## Data section:
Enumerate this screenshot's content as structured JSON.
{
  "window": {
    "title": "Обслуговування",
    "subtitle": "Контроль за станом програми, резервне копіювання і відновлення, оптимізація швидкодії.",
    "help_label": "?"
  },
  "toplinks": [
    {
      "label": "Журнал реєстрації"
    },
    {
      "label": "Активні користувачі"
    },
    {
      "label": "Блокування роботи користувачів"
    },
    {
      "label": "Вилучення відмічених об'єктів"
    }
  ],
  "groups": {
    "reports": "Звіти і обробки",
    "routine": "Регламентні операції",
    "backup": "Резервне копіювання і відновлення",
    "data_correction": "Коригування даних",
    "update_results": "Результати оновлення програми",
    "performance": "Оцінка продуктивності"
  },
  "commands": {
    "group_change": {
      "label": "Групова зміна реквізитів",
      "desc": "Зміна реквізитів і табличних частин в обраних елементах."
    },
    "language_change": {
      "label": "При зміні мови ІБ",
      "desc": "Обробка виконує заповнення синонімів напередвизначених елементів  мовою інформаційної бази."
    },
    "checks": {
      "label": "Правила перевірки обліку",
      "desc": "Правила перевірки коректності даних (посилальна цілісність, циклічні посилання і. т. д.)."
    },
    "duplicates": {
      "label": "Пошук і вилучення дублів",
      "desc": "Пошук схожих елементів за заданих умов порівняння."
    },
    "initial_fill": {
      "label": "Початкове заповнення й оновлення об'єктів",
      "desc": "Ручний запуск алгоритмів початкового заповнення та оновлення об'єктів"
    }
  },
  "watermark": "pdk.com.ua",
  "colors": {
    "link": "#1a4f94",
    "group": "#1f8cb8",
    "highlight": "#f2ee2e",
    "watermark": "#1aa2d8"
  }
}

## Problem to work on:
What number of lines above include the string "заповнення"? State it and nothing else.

## Written reply:
3